He fails to cure his first patient, who is feeling down in the dumps due to the collapse of his engagement; but as William remarks, “Crackers! He jolly well deserves his mental troubles.”

But the boys’ second patient is Mr Summers, the famous psychiatrist. And while they don’t cure him (William does, quite perceptively, observe: “It’s your fault if you’re not cured; you can’t have talked right”), he pays them so handsomely that the Outlaws feel obliged to do more to help him.

Rather oddly, their approach is to redecorate his house in highly eccentric, bold colours. Although they paint the wrong house… the one belonging to their first patient…

The facts

“The archaeologist got the idea that there must be a Roman villa somewhere on the estate and he’s been turning the place upside down to find it,” said Robert.
“Gosh! I wouldn’t take all that trouble over any ole Romans,” said William, adding with disgust, “They talked in Latin. They must have been dotty. I’d sooner bury them than dig ’em up any day.
‘Mensa’ an’ ‘dominus’ an’ all that rubbish!”

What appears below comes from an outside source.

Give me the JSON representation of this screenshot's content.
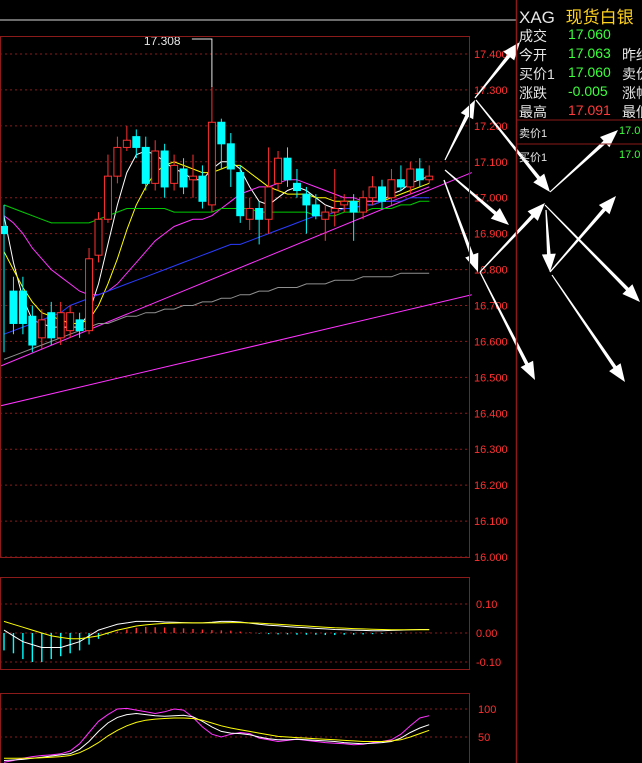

When William fails to persuade his family to give him any money to spend at the fair, despite the use of his famous ‘shame’ technique (“It might be the last fair I ever get the chance of goin’ to: lots of people in hist’ry died young. Well, the little princes in the Tower did”), he morosely gives up and goes to spy on Robert volunteering at a local archaeological dig. Robert’s main motivation is not the discovery of Roman remains, but the discovery of Hermione Monson, the archaeologist’s daughter. Anyway, very few Roman remains seem to be turning up.

“It’s fantastic,” said Hermione. “It’s too fantastic for words. He’s the most frightful-looking boy I’ve ever seen in my life and he springs up from nowhere with his pockets full of the most fantastic Roman finds and he just stands there chewing currants!”

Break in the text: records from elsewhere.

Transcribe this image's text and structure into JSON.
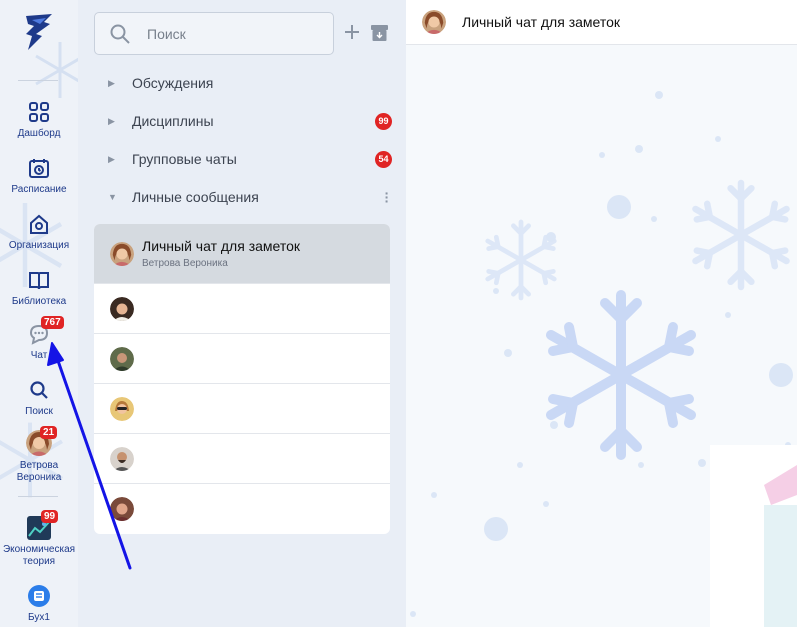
{
  "rail": {
    "items": [
      {
        "label": "Дашборд",
        "icon": "dashboard-icon"
      },
      {
        "label": "Расписание",
        "icon": "calendar-icon"
      },
      {
        "label": "Организация",
        "icon": "organization-icon"
      },
      {
        "label": "Библиотека",
        "icon": "book-icon"
      },
      {
        "label": "Чат",
        "icon": "chat-icon",
        "badge": "767"
      },
      {
        "label": "Поиск",
        "icon": "search-icon"
      },
      {
        "label": "Ветрова Вероника",
        "icon": "profile-avatar",
        "badge": "21"
      },
      {
        "label": "Экономическая теория",
        "icon": "course-avatar",
        "badge": "99"
      },
      {
        "label": "Бух1",
        "icon": "bux1-avatar"
      }
    ]
  },
  "search": {
    "placeholder": "Поиск"
  },
  "sections": [
    {
      "label": "Обсуждения",
      "expanded": false
    },
    {
      "label": "Дисциплины",
      "expanded": false,
      "badge": "99"
    },
    {
      "label": "Групповые чаты",
      "expanded": false,
      "badge": "54"
    },
    {
      "label": "Личные сообщения",
      "expanded": true
    }
  ],
  "chats": [
    {
      "title": "Личный чат для заметок",
      "subtitle": "Ветрова Вероника",
      "active": true
    },
    {
      "title": "",
      "subtitle": "",
      "active": false
    },
    {
      "title": "",
      "subtitle": "",
      "active": false
    },
    {
      "title": "",
      "subtitle": "",
      "active": false
    },
    {
      "title": "",
      "subtitle": "",
      "active": false
    },
    {
      "title": "",
      "subtitle": "",
      "active": false
    }
  ],
  "conversation": {
    "title": "Личный чат для заметок"
  },
  "colors": {
    "accent": "#1e3a8a",
    "badge": "#e02424",
    "arrow": "#1414e6"
  }
}
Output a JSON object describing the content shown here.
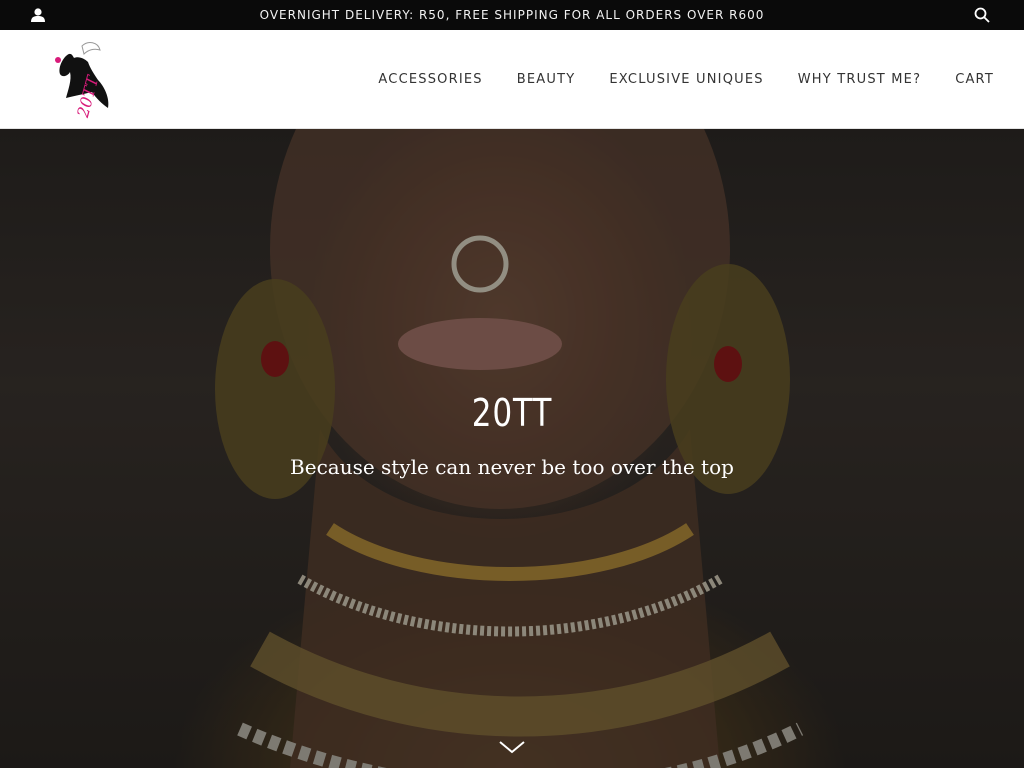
{
  "topbar": {
    "announcement": "OVERNIGHT DELIVERY: R50, FREE SHIPPING FOR ALL ORDERS OVER R600",
    "account_icon": "user-icon",
    "search_icon": "search-icon"
  },
  "header": {
    "logo_text": "20TT",
    "nav": [
      "ACCESSORIES",
      "BEAUTY",
      "EXCLUSIVE UNIQUES",
      "WHY TRUST ME?",
      "CART"
    ]
  },
  "hero": {
    "title": "20TT",
    "subtitle": "Because style can never be too over the top",
    "scroll_icon": "chevron-down-icon"
  },
  "colors": {
    "topbar_bg": "#0a0a0a",
    "header_bg": "#ffffff",
    "logo_accent": "#d81b7a"
  }
}
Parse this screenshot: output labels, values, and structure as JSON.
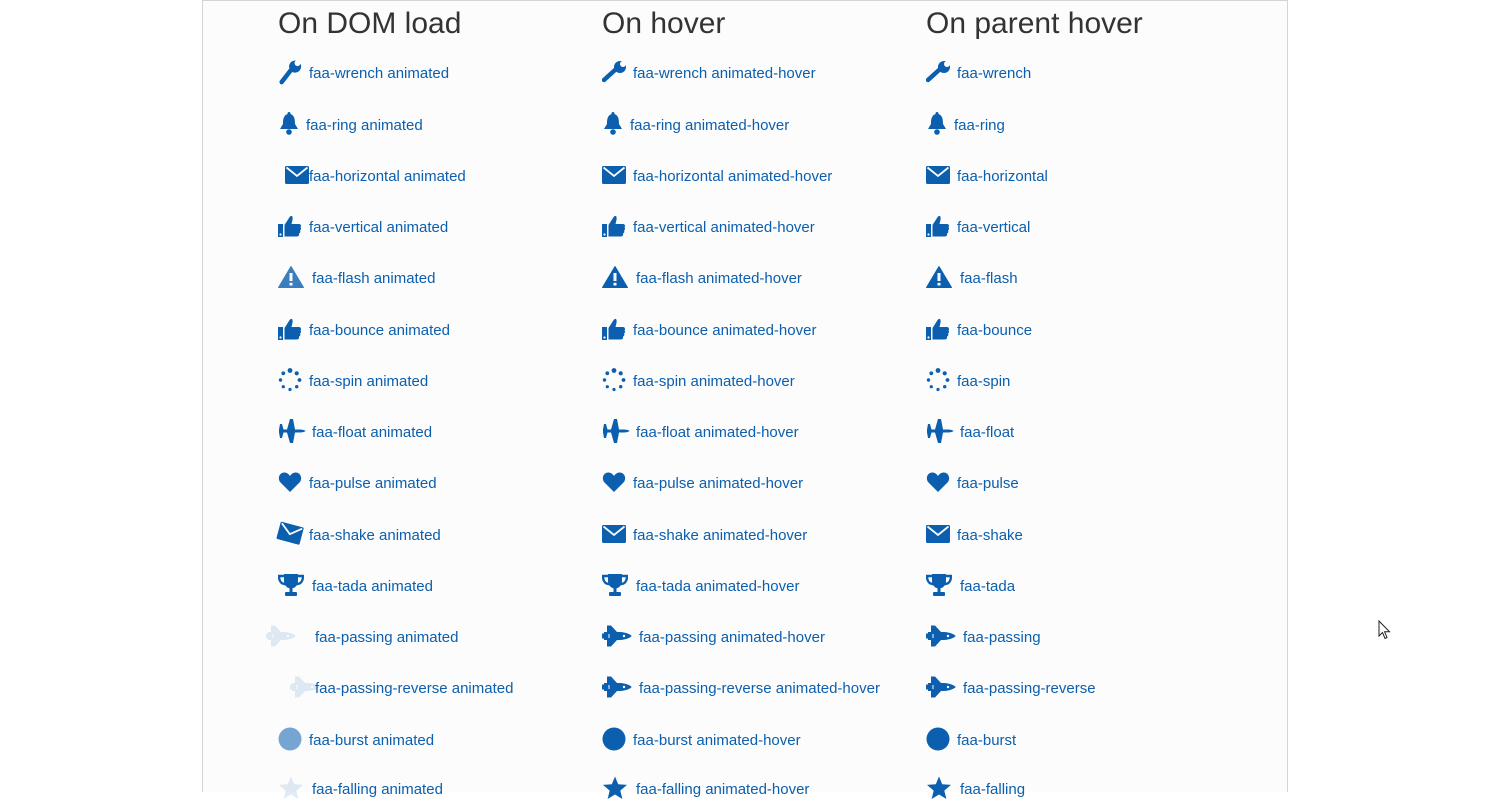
{
  "columns": [
    {
      "title": "On DOM load",
      "items": [
        {
          "icon": "wrench-icon",
          "label": "faa-wrench animated"
        },
        {
          "icon": "bell-icon",
          "label": "faa-ring animated"
        },
        {
          "icon": "envelope-icon",
          "label": "faa-horizontal animated"
        },
        {
          "icon": "thumbs-up-icon",
          "label": "faa-vertical animated"
        },
        {
          "icon": "warning-icon",
          "label": "faa-flash animated"
        },
        {
          "icon": "thumbs-up-icon",
          "label": "faa-bounce animated"
        },
        {
          "icon": "spinner-icon",
          "label": "faa-spin animated"
        },
        {
          "icon": "plane-icon",
          "label": "faa-float animated"
        },
        {
          "icon": "heart-icon",
          "label": "faa-pulse animated"
        },
        {
          "icon": "envelope-icon",
          "label": "faa-shake animated"
        },
        {
          "icon": "trophy-icon",
          "label": "faa-tada animated"
        },
        {
          "icon": "space-shuttle-icon",
          "label": "faa-passing animated"
        },
        {
          "icon": "space-shuttle-icon",
          "label": "faa-passing-reverse animated"
        },
        {
          "icon": "circle-icon",
          "label": "faa-burst animated"
        },
        {
          "icon": "star-icon",
          "label": "faa-falling animated"
        }
      ]
    },
    {
      "title": "On hover",
      "items": [
        {
          "icon": "wrench-icon",
          "label": "faa-wrench animated-hover"
        },
        {
          "icon": "bell-icon",
          "label": "faa-ring animated-hover"
        },
        {
          "icon": "envelope-icon",
          "label": "faa-horizontal animated-hover"
        },
        {
          "icon": "thumbs-up-icon",
          "label": "faa-vertical animated-hover"
        },
        {
          "icon": "warning-icon",
          "label": "faa-flash animated-hover"
        },
        {
          "icon": "thumbs-up-icon",
          "label": "faa-bounce animated-hover"
        },
        {
          "icon": "spinner-icon",
          "label": "faa-spin animated-hover"
        },
        {
          "icon": "plane-icon",
          "label": "faa-float animated-hover"
        },
        {
          "icon": "heart-icon",
          "label": "faa-pulse animated-hover"
        },
        {
          "icon": "envelope-icon",
          "label": "faa-shake animated-hover"
        },
        {
          "icon": "trophy-icon",
          "label": "faa-tada animated-hover"
        },
        {
          "icon": "space-shuttle-icon",
          "label": "faa-passing animated-hover"
        },
        {
          "icon": "space-shuttle-icon",
          "label": "faa-passing-reverse animated-hover"
        },
        {
          "icon": "circle-icon",
          "label": "faa-burst animated-hover"
        },
        {
          "icon": "star-icon",
          "label": "faa-falling animated-hover"
        }
      ]
    },
    {
      "title": "On parent hover",
      "items": [
        {
          "icon": "wrench-icon",
          "label": "faa-wrench"
        },
        {
          "icon": "bell-icon",
          "label": "faa-ring"
        },
        {
          "icon": "envelope-icon",
          "label": "faa-horizontal"
        },
        {
          "icon": "thumbs-up-icon",
          "label": "faa-vertical"
        },
        {
          "icon": "warning-icon",
          "label": "faa-flash"
        },
        {
          "icon": "thumbs-up-icon",
          "label": "faa-bounce"
        },
        {
          "icon": "spinner-icon",
          "label": "faa-spin"
        },
        {
          "icon": "plane-icon",
          "label": "faa-float"
        },
        {
          "icon": "heart-icon",
          "label": "faa-pulse"
        },
        {
          "icon": "envelope-icon",
          "label": "faa-shake"
        },
        {
          "icon": "trophy-icon",
          "label": "faa-tada"
        },
        {
          "icon": "space-shuttle-icon",
          "label": "faa-passing"
        },
        {
          "icon": "space-shuttle-icon",
          "label": "faa-passing-reverse"
        },
        {
          "icon": "circle-icon",
          "label": "faa-burst"
        },
        {
          "icon": "star-icon",
          "label": "faa-falling"
        }
      ]
    }
  ],
  "colors": {
    "icon": "#0b5fae",
    "link": "#0b5fae",
    "heading": "#333333"
  }
}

When William tires of spying, he goes for a wander and comes across a friendly old man building a new garden path. In the course of their labour, they come across a few obstacles: old, worn coins; fragments of pot; bits of old mouldy jewellery…

William gets his sixpence.